# [Record extracts]
*** Begin section ***
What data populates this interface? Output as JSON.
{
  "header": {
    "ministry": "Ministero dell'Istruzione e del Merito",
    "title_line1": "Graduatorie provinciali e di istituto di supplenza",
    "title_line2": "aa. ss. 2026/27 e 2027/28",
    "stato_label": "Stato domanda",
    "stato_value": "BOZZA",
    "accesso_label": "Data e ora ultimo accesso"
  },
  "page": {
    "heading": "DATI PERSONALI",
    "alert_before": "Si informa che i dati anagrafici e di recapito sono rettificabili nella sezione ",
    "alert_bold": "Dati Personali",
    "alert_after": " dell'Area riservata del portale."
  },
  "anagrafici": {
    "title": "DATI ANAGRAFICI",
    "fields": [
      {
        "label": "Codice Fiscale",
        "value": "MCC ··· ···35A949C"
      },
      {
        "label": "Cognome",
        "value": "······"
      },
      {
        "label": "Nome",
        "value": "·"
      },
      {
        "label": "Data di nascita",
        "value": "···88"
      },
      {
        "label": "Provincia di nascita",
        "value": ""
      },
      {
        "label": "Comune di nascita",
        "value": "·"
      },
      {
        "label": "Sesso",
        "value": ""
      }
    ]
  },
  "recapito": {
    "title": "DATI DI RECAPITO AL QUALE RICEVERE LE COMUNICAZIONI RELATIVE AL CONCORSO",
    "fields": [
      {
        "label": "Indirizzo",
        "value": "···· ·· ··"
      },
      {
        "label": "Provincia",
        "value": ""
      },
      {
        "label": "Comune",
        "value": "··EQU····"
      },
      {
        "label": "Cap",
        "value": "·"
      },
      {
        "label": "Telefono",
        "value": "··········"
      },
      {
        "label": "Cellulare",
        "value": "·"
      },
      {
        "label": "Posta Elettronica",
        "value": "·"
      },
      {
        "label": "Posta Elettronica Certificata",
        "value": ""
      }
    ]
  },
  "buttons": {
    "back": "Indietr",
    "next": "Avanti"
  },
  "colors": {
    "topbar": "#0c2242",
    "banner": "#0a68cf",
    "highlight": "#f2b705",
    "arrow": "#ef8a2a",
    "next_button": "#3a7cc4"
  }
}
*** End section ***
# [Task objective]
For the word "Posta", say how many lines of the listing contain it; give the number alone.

# [Solved problem]
2